A study involving 98 pairs of mothers and infants (the infants were aged from 12 months to 14 months) was carried out to investigate how the level of the mother’s stress affected the level of the infant’s stress (as measured by the reactivity of their respective nervous systems).
The mothers were separated from their infants before being assigned to one of two groups. The two groups were as follows :
GROUP ONE: The RELAXATION group in which the mothers were helped to relax to increase parasympathetic nervous system (PNS) reactivity (the PNS helps us to be calm and relaxed by, for example, reducing heart rate and blood pressure).
GROUP TWO: The STRESS group in which mothers were required to undertake a stress-inducing task to increase sympathetic nervous system (SNS) reactivity which induces in us the ‘fight or flight’ state by, for example, increasing heart rate and breathing rate.
Afterwards, the mothers from both of the above groups were reunited with their infants in one of two ways :
!) Half the mothers from each group had their infant returned to their laps. The researchers referred to this as the ‘TOUCH CONDITION.’
2) Half the mothers from each group had their infant returned to a high chair next to them. The researchers referred to this as the ‘NON-TOUCH CONDITION.’
Following this, activity in the infants’ SNS and PNS was measured and compared to their baseline levels.
!) INFANTS RETURNED TO STRESSED MOTHERS :
Infants returned to the STRESSED mothers showed significantly increased SNS activity compared to infants returned to RELAXED mothers and this effect was greater in the infants returned to their mother’s laps (THE ‘TOUCH’ CONDITION) than in the infants returned to a high chair next to their mother (THE ‘NON-TOUCH’ CONDITION).
2) INFANTS RETURNED TO RELAXED MOTHERS :
Infants returned to the RELAXED mothers showed significantly increased ANS activity compared to infants returned to STRESSED mothers and this effect was greater in the infants returned to their mother’s laps (THE ‘TOUCH’ CONDITION) than in the infants returned to a high chair next to their mother (THE ‘NON-TOUCH’ CONDITION).
The researchers inferred from these findings that :
- feelings of stress can be transmitted from mothers to their infants, particularly through touch.
- feelings of calm and relaxation can be transmitted from mothers to their infants, particularly through touch.
These findings confirm what most mothers know instinctively.
How Parents Can Help Their Children Manage Their Anxiety :
Research carried out at the University Of Lisbon (2017) conducted an interview-based study that involved parents being asked to describe what strategies they employ to help their children reduce their feelings of anxiety.

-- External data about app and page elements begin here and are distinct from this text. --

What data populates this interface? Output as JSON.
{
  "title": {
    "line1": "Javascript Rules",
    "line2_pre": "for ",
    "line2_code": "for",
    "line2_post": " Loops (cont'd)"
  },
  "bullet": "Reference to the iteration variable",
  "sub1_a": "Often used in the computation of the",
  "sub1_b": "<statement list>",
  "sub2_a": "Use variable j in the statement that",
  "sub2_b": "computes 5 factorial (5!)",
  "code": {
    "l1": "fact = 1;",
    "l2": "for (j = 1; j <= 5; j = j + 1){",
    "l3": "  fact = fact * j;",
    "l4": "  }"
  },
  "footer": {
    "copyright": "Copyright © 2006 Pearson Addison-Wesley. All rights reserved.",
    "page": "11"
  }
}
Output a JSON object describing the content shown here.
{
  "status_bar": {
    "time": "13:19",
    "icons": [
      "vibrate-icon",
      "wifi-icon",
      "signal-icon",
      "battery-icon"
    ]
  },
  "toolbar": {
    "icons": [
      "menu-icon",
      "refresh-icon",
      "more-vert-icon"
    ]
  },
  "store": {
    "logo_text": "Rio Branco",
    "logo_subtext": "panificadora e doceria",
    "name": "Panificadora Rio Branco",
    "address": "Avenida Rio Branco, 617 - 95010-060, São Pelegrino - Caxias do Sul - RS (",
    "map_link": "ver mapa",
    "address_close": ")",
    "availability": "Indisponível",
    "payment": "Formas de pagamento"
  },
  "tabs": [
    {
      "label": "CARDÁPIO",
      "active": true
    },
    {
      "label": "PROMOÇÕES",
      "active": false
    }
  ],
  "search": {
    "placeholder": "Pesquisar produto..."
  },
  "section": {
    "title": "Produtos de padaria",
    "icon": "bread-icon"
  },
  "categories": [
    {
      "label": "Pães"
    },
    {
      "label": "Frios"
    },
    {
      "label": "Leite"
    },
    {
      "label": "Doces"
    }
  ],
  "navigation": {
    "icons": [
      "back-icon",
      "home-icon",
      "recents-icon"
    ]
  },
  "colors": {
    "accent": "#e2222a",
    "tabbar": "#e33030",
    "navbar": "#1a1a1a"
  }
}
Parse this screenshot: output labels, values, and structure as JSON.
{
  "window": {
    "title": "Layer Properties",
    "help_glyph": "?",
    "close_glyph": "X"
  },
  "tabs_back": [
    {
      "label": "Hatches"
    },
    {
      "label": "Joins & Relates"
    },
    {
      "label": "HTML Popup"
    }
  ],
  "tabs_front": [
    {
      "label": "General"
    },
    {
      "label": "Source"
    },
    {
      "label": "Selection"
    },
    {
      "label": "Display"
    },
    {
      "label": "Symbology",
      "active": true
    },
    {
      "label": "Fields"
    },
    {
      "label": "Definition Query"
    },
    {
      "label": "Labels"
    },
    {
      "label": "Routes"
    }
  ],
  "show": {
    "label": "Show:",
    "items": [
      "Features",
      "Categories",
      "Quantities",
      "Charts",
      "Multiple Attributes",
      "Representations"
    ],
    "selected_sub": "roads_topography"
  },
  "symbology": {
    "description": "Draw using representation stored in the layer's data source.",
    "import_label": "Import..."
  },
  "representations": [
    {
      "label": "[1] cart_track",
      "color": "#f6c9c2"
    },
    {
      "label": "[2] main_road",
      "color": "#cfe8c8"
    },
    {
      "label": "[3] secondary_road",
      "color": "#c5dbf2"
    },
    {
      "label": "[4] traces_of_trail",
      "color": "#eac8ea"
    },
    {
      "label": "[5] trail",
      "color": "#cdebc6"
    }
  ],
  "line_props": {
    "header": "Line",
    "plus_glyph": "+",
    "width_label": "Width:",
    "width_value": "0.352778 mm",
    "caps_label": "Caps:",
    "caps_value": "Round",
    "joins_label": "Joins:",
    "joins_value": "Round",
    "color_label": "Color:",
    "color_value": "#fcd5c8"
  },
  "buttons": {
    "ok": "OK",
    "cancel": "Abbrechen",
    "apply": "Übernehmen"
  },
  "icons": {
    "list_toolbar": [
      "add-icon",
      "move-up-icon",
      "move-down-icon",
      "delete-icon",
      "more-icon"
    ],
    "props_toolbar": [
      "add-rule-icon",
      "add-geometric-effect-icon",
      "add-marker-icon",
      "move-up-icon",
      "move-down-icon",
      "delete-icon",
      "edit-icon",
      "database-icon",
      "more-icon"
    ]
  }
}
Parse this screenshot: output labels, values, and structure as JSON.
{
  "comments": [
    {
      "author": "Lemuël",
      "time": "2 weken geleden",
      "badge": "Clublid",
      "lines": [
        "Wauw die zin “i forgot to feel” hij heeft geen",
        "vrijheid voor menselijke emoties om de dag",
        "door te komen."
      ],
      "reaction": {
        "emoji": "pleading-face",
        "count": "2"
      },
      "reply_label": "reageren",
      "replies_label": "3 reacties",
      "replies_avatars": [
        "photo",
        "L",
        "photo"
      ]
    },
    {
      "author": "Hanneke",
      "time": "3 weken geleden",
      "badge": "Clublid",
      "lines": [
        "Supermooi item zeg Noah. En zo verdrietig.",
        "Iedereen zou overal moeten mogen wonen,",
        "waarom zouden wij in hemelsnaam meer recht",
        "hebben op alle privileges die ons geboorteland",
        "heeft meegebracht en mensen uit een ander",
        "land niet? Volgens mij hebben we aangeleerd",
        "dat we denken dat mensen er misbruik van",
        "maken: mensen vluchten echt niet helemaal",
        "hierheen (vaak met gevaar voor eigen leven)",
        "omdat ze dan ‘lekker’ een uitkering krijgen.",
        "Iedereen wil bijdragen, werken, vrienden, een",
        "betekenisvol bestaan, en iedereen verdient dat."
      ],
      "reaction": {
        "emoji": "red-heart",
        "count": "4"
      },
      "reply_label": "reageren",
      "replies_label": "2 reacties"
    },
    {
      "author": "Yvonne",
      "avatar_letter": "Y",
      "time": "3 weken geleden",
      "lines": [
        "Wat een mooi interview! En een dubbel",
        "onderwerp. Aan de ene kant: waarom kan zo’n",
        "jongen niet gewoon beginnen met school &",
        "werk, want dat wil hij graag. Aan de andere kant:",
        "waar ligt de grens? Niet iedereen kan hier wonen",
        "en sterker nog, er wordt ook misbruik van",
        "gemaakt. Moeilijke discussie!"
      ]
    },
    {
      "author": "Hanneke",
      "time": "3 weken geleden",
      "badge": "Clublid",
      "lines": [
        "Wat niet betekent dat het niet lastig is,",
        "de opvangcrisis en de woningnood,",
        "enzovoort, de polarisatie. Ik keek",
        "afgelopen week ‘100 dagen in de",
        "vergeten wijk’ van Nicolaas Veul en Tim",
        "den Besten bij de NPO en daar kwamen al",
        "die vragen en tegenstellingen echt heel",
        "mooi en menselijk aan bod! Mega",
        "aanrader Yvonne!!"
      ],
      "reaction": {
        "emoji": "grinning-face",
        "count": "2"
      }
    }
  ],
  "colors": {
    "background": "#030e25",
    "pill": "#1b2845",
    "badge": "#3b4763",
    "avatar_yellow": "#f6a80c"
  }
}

The information collected from the study allowed the researchers to identify seven strategies that were UNHELPFUL (and that could potentially intensify the child’s feelings of anxiety) and, also, three strategies that were HELPFUL (and that were likely to ameliorate the child’s feelings of anxiety). I outline all ten of these strategies (the seven ‘unhelpful’ and the three ‘helpful’) below :
UNHELPFUL STRATEGIES :
- Reinforcing dependence or avoidance.
- Over-involvement (including being over-protective and being excessively controlling).
- Negativity (e.g. blaming, criticizing or punishing the child)
- Unrealistic Reassurance
- Passivity (e.g. unresponsiveness to the child’s anxiety)
HELPFUL STRATEGIES :
- Helping the child to problem solve (e.g. developing plans to deal with the cause of anxiety or to cope with the anxiety
- Encouraging the child to be brave
- Providing the child with emotional support
David Hosier BSc Hons; MSc; PGDE(FAHE).
David Hosier MSc holds two degrees (BSc Hons and MSc) and a post-graduate diploma in education (all three qualifications are in psychology). He also holds UK QTS (Qualified Teacher Status). He has worked as a teacher, lecturer and researcher. His own experiences of severe childhood trauma and its emotional fallout motivated him to set up this website, childhoodtraumarecovery.com, for which he exclusively writes articles. He has written several books on topics related to childhood trauma.
He has published several books including The Link Between Childhood Trauma And Borderline Personality Disorder, The Link Between Childhood Trauma ANd Complex Posttraumatic Stress Disorder and How Childhood Trauma Can Damage The Developing Brain (And How These Effects Can Be Reversed).
He was educated at the University of London, Goldsmith’s College where he developed his interest in childhood experiences leading to psychopathology and wrote his thesis on the effects of childhood depression on academic performance.
This site has been created for educational purposes only.